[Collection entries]
·····

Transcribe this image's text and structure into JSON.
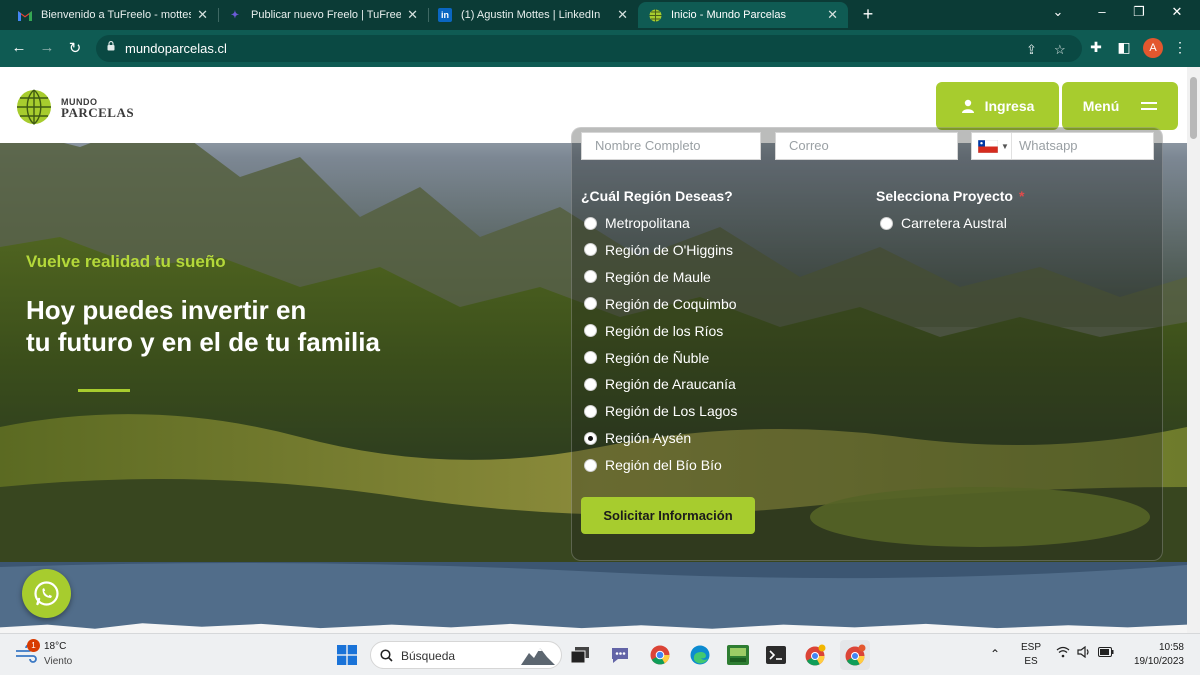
{
  "browser": {
    "tabs": [
      {
        "title": "Bienvenido a TuFreelo - mottes",
        "icon": "gmail-icon",
        "active": false
      },
      {
        "title": "Publicar nuevo Freelo | TuFreelo",
        "icon": "tufreelo-icon",
        "active": false
      },
      {
        "title": "(1) Agustin Mottes | LinkedIn",
        "icon": "linkedin-icon",
        "active": false
      },
      {
        "title": "Inicio - Mundo Parcelas",
        "icon": "mundoparcelas-icon",
        "active": true
      }
    ],
    "url": "mundoparcelas.cl",
    "profile_initial": "A"
  },
  "site": {
    "logo_line1": "MUNDO",
    "logo_line2": "PARCELAS",
    "login_label": "Ingresa",
    "menu_label": "Menú",
    "accent_color": "#a7cc2e"
  },
  "hero": {
    "tagline": "Vuelve realidad tu sueño",
    "headline": "Hoy puedes invertir en\ntu futuro y en el de tu familia"
  },
  "form": {
    "name_placeholder": "Nombre Completo",
    "email_placeholder": "Correo",
    "phone_placeholder": "Whatsapp",
    "region_title": "¿Cuál Región Deseas?",
    "regions": [
      {
        "label": "Metropolitana",
        "checked": false
      },
      {
        "label": "Región de O'Higgins",
        "checked": false
      },
      {
        "label": "Región de Maule",
        "checked": false
      },
      {
        "label": "Región de Coquimbo",
        "checked": false
      },
      {
        "label": "Región de los Ríos",
        "checked": false
      },
      {
        "label": "Región de Ñuble",
        "checked": false
      },
      {
        "label": "Región de Araucanía",
        "checked": false
      },
      {
        "label": "Región de Los Lagos",
        "checked": false
      },
      {
        "label": "Región Aysén",
        "checked": true
      },
      {
        "label": "Región del Bío Bío",
        "checked": false
      }
    ],
    "project_title": "Selecciona Proyecto",
    "required_mark": "*",
    "projects": [
      {
        "label": "Carretera Austral",
        "checked": false
      }
    ],
    "submit_label": "Solicitar Información"
  },
  "taskbar": {
    "weather_temp": "18°C",
    "weather_condition": "Viento",
    "weather_badge": "1",
    "search_label": "Búsqueda",
    "lang_top": "ESP",
    "lang_bottom": "ES",
    "time": "10:58",
    "date": "19/10/2023"
  }
}
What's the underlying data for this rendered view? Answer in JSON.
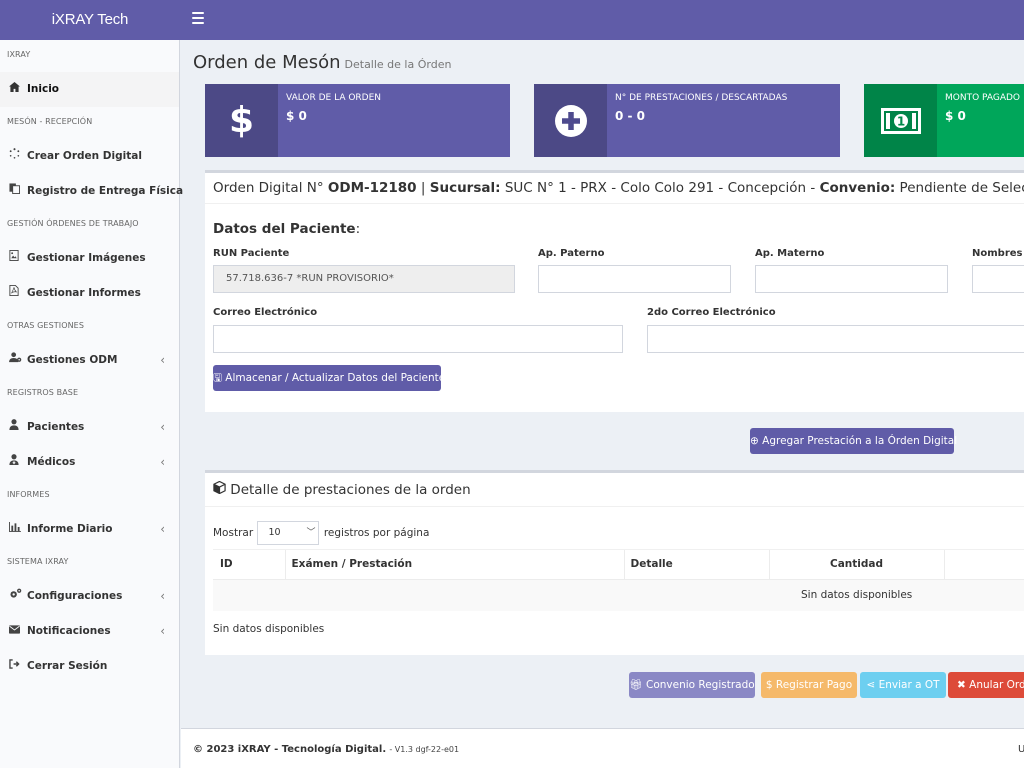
{
  "app": {
    "brand": "iXRAY Tech"
  },
  "sidebar": {
    "sections": {
      "s0": "iXRAY",
      "s1": "MESÓN - RECEPCIÓN",
      "s2": "GESTIÓN ÓRDENES DE TRABAJO",
      "s3": "OTRAS GESTIONES",
      "s4": "REGISTROS BASE",
      "s5": "INFORMES",
      "s6": "SISTEMA iXRAY"
    },
    "items": {
      "inicio": "Inicio",
      "crear_orden": "Crear Orden Digital",
      "registro_entrega": "Registro de Entrega Física",
      "gestionar_imagenes": "Gestionar Imágenes",
      "gestionar_informes": "Gestionar Informes",
      "gestiones_odm": "Gestiones ODM",
      "pacientes": "Pacientes",
      "medicos": "Médicos",
      "informe_diario": "Informe Diario",
      "configuraciones": "Configuraciones",
      "notificaciones": "Notificaciones",
      "cerrar_sesion": "Cerrar Sesión"
    }
  },
  "page": {
    "title": "Orden de Mesón",
    "subtitle": "Detalle de la Órden"
  },
  "infoboxes": {
    "valor": {
      "label": "VALOR DE LA ORDEN",
      "value": "$ 0"
    },
    "prestaciones": {
      "label": "N° DE PRESTACIONES / DESCARTADAS",
      "value": "0 - 0"
    },
    "monto": {
      "label": "MONTO PAGADO",
      "value": "$ 0"
    }
  },
  "order": {
    "prefix": "Orden Digital N°",
    "number": "ODM-12180",
    "separator": "|",
    "sucursal_label": "Sucursal:",
    "sucursal_value": "SUC N° 1 - PRX - Colo Colo 291 - Concepción -",
    "convenio_label": "Convenio:",
    "convenio_value": "Pendiente de Seleccion"
  },
  "patient": {
    "heading": "Datos del Paciente",
    "heading_colon": ":",
    "run_label": "RUN Paciente",
    "run_value": "57.718.636-7 *RUN PROVISORIO*",
    "paterno_label": "Ap. Paterno",
    "paterno_value": "",
    "materno_label": "Ap. Materno",
    "materno_value": "",
    "nombres_label": "Nombres",
    "nombres_value": "",
    "email_label": "Correo Electrónico",
    "email_value": "",
    "email2_label": "2do Correo Electrónico",
    "email2_value": "",
    "save_button": "Almacenar / Actualizar Datos del Paciente"
  },
  "add_button": "Agregar Prestación a la Órden Digital",
  "detail": {
    "title": "Detalle de prestaciones de la orden",
    "show_label": "Mostrar",
    "page_size": "10",
    "per_page_label": "registros por página",
    "columns": {
      "id": "ID",
      "examen": "Exámen / Prestación",
      "detalle": "Detalle",
      "cantidad": "Cantidad"
    },
    "empty_row": "Sin datos disponibles",
    "info": "Sin datos disponibles"
  },
  "actions": {
    "convenio": "Convenio Registrado",
    "pago": "$ Registrar Pago",
    "enviar": "Enviar a OT",
    "anular": "Anular Orden"
  },
  "footer": {
    "copyright": "© 2023 iXRAY - Tecnología Digital.",
    "version": "- V1.3 dgf-22-e01",
    "right_initial": "U"
  }
}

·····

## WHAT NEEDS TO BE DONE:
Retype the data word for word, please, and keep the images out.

## RESPONSE TO THIS TASK:
Transcribe this image's text and structure into JSON.
{
  "browser": {
    "tabs": [
      {
        "title": "Bienvenido a TuFreelo - mottes",
        "icon": "gmail-icon",
        "active": false
      },
      {
        "title": "Publicar nuevo Freelo | TuFreelo",
        "icon": "tufreelo-icon",
        "active": false
      },
      {
        "title": "(1) Agustin Mottes | LinkedIn",
        "icon": "linkedin-icon",
        "active": false
      },
      {
        "title": "Inicio - Mundo Parcelas",
        "icon": "mundoparcelas-icon",
        "active": true
      }
    ],
    "url": "mundoparcelas.cl",
    "profile_initial": "A"
  },
  "site": {
    "logo_line1": "MUNDO",
    "logo_line2": "PARCELAS",
    "login_label": "Ingresa",
    "menu_label": "Menú",
    "accent_color": "#a7cc2e"
  },
  "hero": {
    "tagline": "Vuelve realidad tu sueño",
    "headline": "Hoy puedes invertir en\ntu futuro y en el de tu familia"
  },
  "form": {
    "name_placeholder": "Nombre Completo",
    "email_placeholder": "Correo",
    "phone_placeholder": "Whatsapp",
    "region_title": "¿Cuál Región Deseas?",
    "regions": [
      {
        "label": "Metropolitana",
        "checked": false
      },
      {
        "label": "Región de O'Higgins",
        "checked": false
      },
      {
        "label": "Región de Maule",
        "checked": false
      },
      {
        "label": "Región de Coquimbo",
        "checked": false
      },
      {
        "label": "Región de los Ríos",
        "checked": false
      },
      {
        "label": "Región de Ñuble",
        "checked": false
      },
      {
        "label": "Región de Araucanía",
        "checked": false
      },
      {
        "label": "Región de Los Lagos",
        "checked": false
      },
      {
        "label": "Región Aysén",
        "checked": true
      },
      {
        "label": "Región del Bío Bío",
        "checked": false
      }
    ],
    "project_title": "Selecciona Proyecto",
    "required_mark": "*",
    "projects": [
      {
        "label": "Carretera Austral",
        "checked": false
      }
    ],
    "submit_label": "Solicitar Información"
  },
  "taskbar": {
    "weather_temp": "18°C",
    "weather_condition": "Viento",
    "weather_badge": "1",
    "search_label": "Búsqueda",
    "lang_top": "ESP",
    "lang_bottom": "ES",
    "time": "10:58",
    "date": "19/10/2023"
  }
}
What's the underlying data for this rendered view? Answer in JSON.
{
  "app": {
    "brand": "iXRAY Tech"
  },
  "sidebar": {
    "sections": {
      "s0": "iXRAY",
      "s1": "MESÓN - RECEPCIÓN",
      "s2": "GESTIÓN ÓRDENES DE TRABAJO",
      "s3": "OTRAS GESTIONES",
      "s4": "REGISTROS BASE",
      "s5": "INFORMES",
      "s6": "SISTEMA iXRAY"
    },
    "items": {
      "inicio": "Inicio",
      "crear_orden": "Crear Orden Digital",
      "registro_entrega": "Registro de Entrega Física",
      "gestionar_imagenes": "Gestionar Imágenes",
      "gestionar_informes": "Gestionar Informes",
      "gestiones_odm": "Gestiones ODM",
      "pacientes": "Pacientes",
      "medicos": "Médicos",
      "informe_diario": "Informe Diario",
      "configuraciones": "Configuraciones",
      "notificaciones": "Notificaciones",
      "cerrar_sesion": "Cerrar Sesión"
    }
  },
  "page": {
    "title": "Orden de Mesón",
    "subtitle": "Detalle de la Órden"
  },
  "infoboxes": {
    "valor": {
      "label": "VALOR DE LA ORDEN",
      "value": "$ 0"
    },
    "prestaciones": {
      "label": "N° DE PRESTACIONES / DESCARTADAS",
      "value": "0 - 0"
    },
    "monto": {
      "label": "MONTO PAGADO",
      "value": "$ 0"
    }
  },
  "order": {
    "prefix": "Orden Digital N°",
    "number": "ODM-12180",
    "separator": "|",
    "sucursal_label": "Sucursal:",
    "sucursal_value": "SUC N° 1 - PRX - Colo Colo 291 - Concepción -",
    "convenio_label": "Convenio:",
    "convenio_value": "Pendiente de Seleccion"
  },
  "patient": {
    "heading": "Datos del Paciente",
    "heading_colon": ":",
    "run_label": "RUN Paciente",
    "run_value": "57.718.636-7 *RUN PROVISORIO*",
    "paterno_label": "Ap. Paterno",
    "paterno_value": "",
    "materno_label": "Ap. Materno",
    "materno_value": "",
    "nombres_label": "Nombres",
    "nombres_value": "",
    "email_label": "Correo Electrónico",
    "email_value": "",
    "email2_label": "2do Correo Electrónico",
    "email2_value": "",
    "save_button": "Almacenar / Actualizar Datos del Paciente"
  },
  "add_button": "Agregar Prestación a la Órden Digital",
  "detail": {
    "title": "Detalle de prestaciones de la orden",
    "show_label": "Mostrar",
    "page_size": "10",
    "per_page_label": "registros por página",
    "columns": {
      "id": "ID",
      "examen": "Exámen / Prestación",
      "detalle": "Detalle",
      "cantidad": "Cantidad"
    },
    "empty_row": "Sin datos disponibles",
    "info": "Sin datos disponibles"
  },
  "actions": {
    "convenio": "Convenio Registrado",
    "pago": "$ Registrar Pago",
    "enviar": "Enviar a OT",
    "anular": "Anular Orden"
  },
  "footer": {
    "copyright": "© 2023 iXRAY - Tecnología Digital.",
    "version": "- V1.3 dgf-22-e01",
    "right_initial": "U"
  }
}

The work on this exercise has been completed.